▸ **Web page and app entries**
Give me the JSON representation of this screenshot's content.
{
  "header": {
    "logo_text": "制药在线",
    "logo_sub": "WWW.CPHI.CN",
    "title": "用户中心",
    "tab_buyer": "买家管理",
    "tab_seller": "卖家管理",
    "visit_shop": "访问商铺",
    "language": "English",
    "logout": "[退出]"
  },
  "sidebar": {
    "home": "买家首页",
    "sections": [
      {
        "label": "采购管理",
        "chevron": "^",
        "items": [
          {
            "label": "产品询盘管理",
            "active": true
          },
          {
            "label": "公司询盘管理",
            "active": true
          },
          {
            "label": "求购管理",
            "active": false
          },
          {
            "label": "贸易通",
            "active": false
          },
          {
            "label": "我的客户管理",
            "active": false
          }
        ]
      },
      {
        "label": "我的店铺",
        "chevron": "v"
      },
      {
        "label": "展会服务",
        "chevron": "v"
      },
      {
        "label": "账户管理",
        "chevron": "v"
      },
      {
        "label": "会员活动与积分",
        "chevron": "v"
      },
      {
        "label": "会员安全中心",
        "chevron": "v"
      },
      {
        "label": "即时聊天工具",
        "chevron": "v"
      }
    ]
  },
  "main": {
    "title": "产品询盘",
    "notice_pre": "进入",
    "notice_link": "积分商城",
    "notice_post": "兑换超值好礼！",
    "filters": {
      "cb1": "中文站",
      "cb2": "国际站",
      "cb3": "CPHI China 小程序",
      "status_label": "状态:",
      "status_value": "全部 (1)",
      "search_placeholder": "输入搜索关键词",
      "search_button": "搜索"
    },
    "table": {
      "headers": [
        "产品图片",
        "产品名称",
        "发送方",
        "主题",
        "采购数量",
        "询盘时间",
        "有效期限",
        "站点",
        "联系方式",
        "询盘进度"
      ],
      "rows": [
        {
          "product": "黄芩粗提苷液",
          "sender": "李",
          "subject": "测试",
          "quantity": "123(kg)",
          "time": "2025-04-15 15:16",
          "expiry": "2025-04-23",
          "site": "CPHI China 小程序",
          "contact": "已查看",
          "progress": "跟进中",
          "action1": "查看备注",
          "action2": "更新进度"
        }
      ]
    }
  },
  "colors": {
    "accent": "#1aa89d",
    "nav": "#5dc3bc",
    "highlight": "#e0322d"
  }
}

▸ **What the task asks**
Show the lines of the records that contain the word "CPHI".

▸ **Completed task**
    "logo_sub": "WWW.CPHI.CN",
      "cb3": "CPHI China 小程序",
          "site": "CPHI China 小程序",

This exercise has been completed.